::: EXTRACTED DATA :::

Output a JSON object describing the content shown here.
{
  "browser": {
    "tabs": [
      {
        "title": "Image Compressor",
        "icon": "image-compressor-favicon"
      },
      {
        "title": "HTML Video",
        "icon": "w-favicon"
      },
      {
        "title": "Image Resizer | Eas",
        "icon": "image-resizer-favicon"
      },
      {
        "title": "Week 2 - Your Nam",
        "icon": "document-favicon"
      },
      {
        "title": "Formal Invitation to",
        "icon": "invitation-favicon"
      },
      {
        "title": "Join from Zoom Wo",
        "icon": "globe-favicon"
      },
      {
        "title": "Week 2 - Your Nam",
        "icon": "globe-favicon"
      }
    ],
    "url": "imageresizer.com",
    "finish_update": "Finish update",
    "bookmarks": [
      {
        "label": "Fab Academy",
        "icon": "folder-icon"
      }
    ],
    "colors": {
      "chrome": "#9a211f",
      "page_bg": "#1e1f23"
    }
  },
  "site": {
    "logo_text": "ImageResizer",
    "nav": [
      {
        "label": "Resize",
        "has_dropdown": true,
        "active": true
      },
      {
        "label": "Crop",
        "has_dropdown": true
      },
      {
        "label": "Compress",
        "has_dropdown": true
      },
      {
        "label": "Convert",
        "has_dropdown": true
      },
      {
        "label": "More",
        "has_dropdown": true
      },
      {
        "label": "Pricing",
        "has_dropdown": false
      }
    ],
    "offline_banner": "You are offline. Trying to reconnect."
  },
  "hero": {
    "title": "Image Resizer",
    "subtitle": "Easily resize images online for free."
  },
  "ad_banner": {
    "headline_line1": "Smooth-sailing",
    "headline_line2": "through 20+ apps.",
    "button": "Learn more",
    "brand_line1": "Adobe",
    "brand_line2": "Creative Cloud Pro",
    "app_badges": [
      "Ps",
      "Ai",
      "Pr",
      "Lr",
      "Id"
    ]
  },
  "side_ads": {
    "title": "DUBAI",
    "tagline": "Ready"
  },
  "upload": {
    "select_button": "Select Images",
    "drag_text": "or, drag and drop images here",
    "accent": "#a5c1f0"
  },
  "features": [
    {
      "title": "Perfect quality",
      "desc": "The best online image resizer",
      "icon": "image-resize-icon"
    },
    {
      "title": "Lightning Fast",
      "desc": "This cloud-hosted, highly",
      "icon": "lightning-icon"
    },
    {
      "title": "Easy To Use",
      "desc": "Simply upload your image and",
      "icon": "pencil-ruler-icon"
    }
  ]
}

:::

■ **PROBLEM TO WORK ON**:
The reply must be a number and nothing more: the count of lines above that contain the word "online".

■ **RESPONSE FOR THIS EXERCISE**:
2